[Interview starts at 24:10]
This week’s podcast guest is especially exciting to me, as he is one of my literary heroes. John McPhee is a Pulitzer Prize-winning author (Annals of the Former World, 1999), and in his numerous other books, he has written about such diverse topics as nuclear energy, the merchant marine, basketball, Alaska, bark canoes, oranges, continental drift, flood control, tennis, farmer’s markets, and many other eclectic topics. Whether or not you are interested in a subject, you can be sure you will be when you finish reading one of his books, you will be fascinated.
John has also been a staff writer for The New Yorker since the 1960s. In our interview, he talks about his two favorite fish to catch on the fly rod–the American shad (which he wrote an entire book about, The Founding Fish), and the chain pickerel, which he did not write a book about but did pen a short essay about Esox niger in his collection of stories The Patch. I doubt is anyone in the world who would count those two fish in combination as their favorites, but he is never conventional. I hope you enjoy the interview as much as I enjoyed talking to him.
In the Fly Box, we have some great questions and tips:
- A reminder from a listener that I wrote an encyclopedia of fly fishing.
- Some great tips from a listener on using tippet rings.
- A question about what constitutes a watershed when concerned about transporting aquatic invasives.
- A suggestion from a listener on ways to offset your carbon footprint when taking fishing trips.

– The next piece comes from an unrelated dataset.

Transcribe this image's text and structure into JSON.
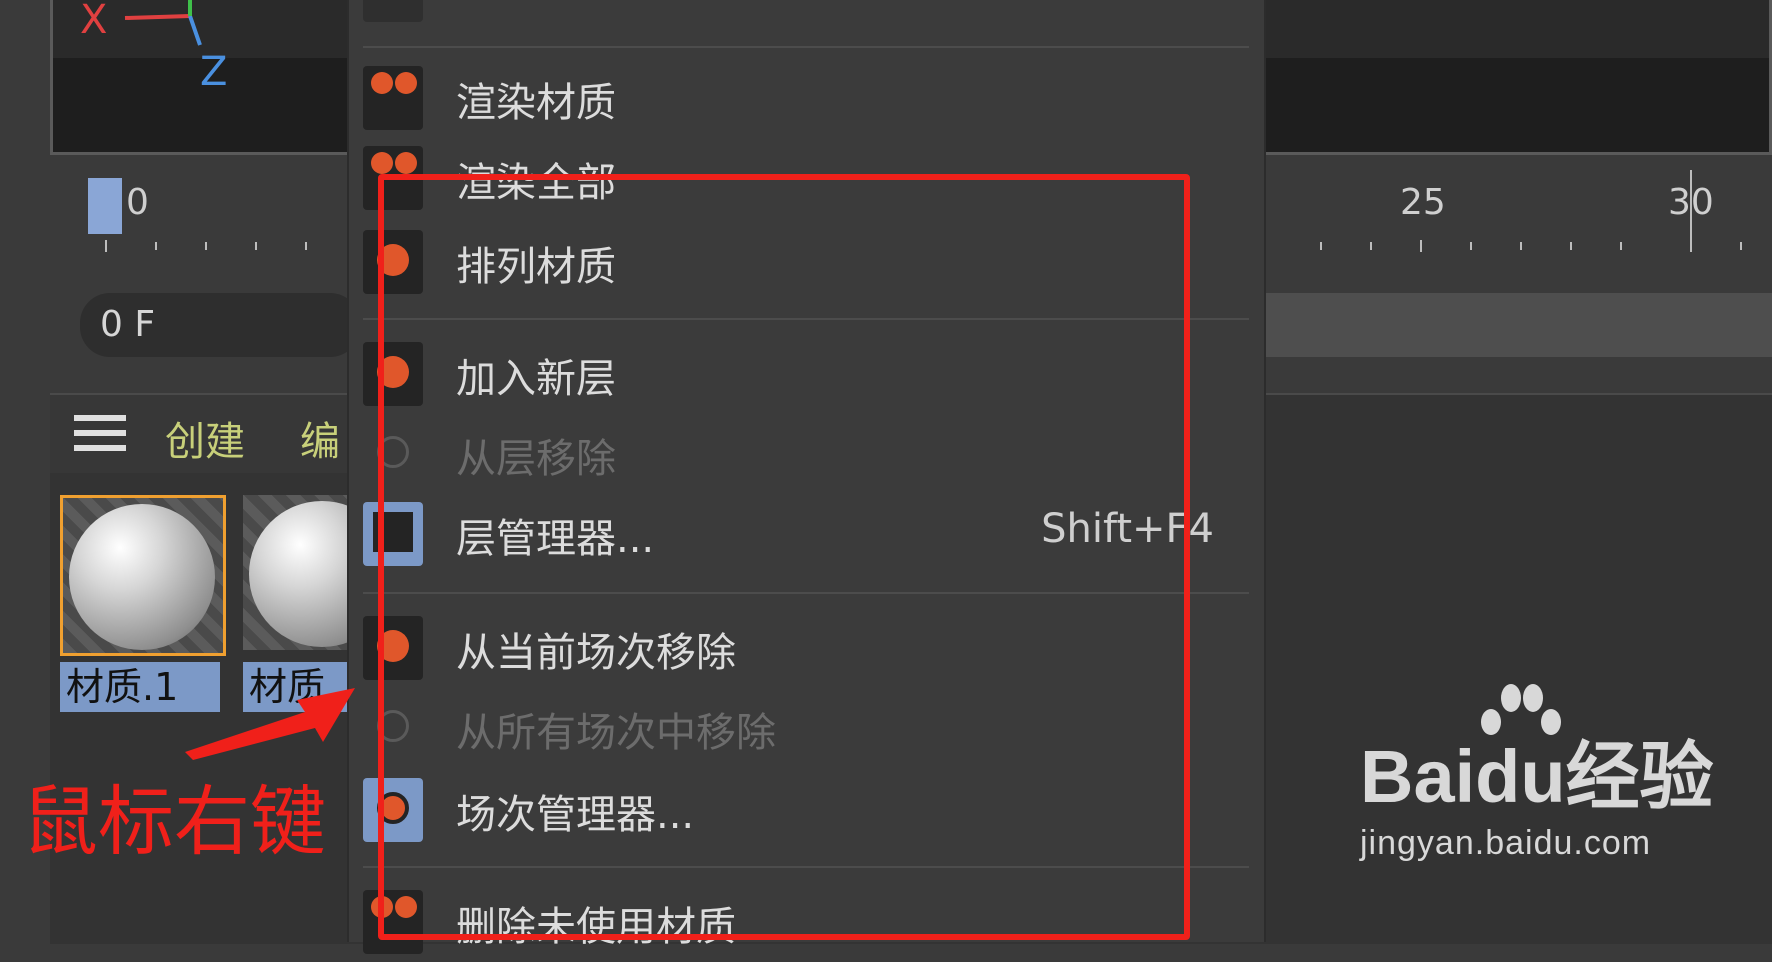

- Which is a better rod for fishing the surf and jetties–a traditional 9-foot 9-weight rod or a two-handed rod?
- Do you always recommend using a net?
- A listener calls me on the carpet for my flippant remark about manhandling carp.
- A great thought from a listener that sometimes taking photos of fish hinders the moment.